today was the first day that we had a chance to begin even thinking about establishing some sort of visitation routine. in many ways, we’re profoundly lucky, in terms of how easy it is to go see eric. some of you know, but most don’t, that the house that we bought for the snowdeal show ® is a mere 4 blocks from the nicu. we really couldn’t have planned it any better. when we were looking for properties with our co-purchasers ( sister-in-law and her partner ) we discovered that one of us ( sister-in-law ) was actually only interested in looking at houses in a very specific 8 block area in the historic district ( where, of course, we eventually found a house ), but the rest of us were leaning towards getting some land outside the city. many long and heated discussions were had where we tried to get gina to be reasonable and move up to an hour away . she wouldn’t have any of it. we were on the verge of dropping the entire plan when we found the house we bought before it even went on the market. so we literally can take a brisk walk and see eric in 10 minutes, ultimately because gina was stubborn and uncompromising about where she wanted to live. strange, but true.
today, felt like the first day where we could sit back and try to relax in the nicu. however, relaxing involves trying to find strategies to cope the fact that on this particular day as you walk up to his bed, his nicu nurse is calmly, but with firm expedience, shutting off a beeping monitor and, if you look close, you’ll notice that she’s simultaneously getting him to remember to breath.
“hi!” she says, with an oddly cheerful tone given the circumstances. “he’s a great night. a few bouts of apnea and bradycardia this morning, so we’ll let him calm down for a bit after he starts remembering to breath again. all very normal, of course. amazing how well, he’ll slid into 26 weeks.”
right. it’s all very normal. so i decide that i’ll catch-up on some light nicu reading while my son remembers to breath, hoping that his brain stem continues to develop at a good clip over the next few weeks so he doesn’t have a to deal with forgetting for long. i find myself having to remember to not casually flip around the nicu “doorstop”. the first thing the nurse will tell you when you get the book is that you really shouldn’t just flip around to random pages and to just stick to what’s relevant to your current situation, as “you’ll just worry yourselves needlessly.”
after things settle down, eric’s nurse tells us excitedly that she thinks he’s ready to get his first feeding. and a few moments later, she’s attaching a syringe filled with colostrum to his endo-tracheal tube.

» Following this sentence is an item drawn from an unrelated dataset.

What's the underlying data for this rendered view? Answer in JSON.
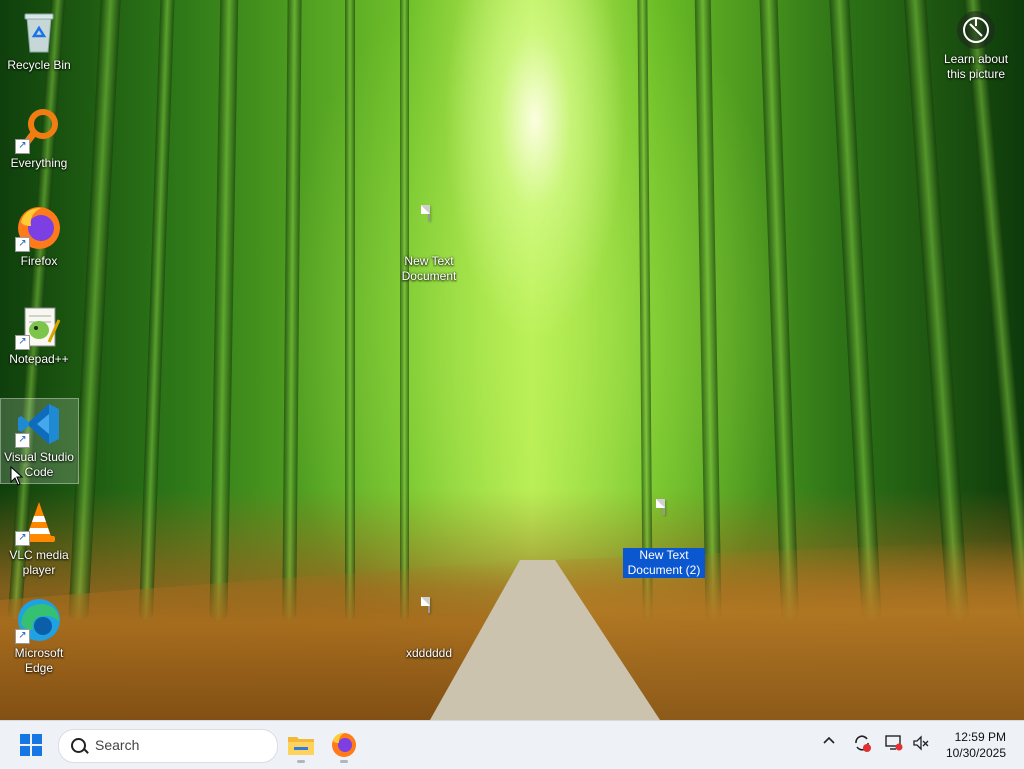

he quickly starts to wrap his hand around his air mask and feeding tube, looking quite content and breaking your heart at the same time.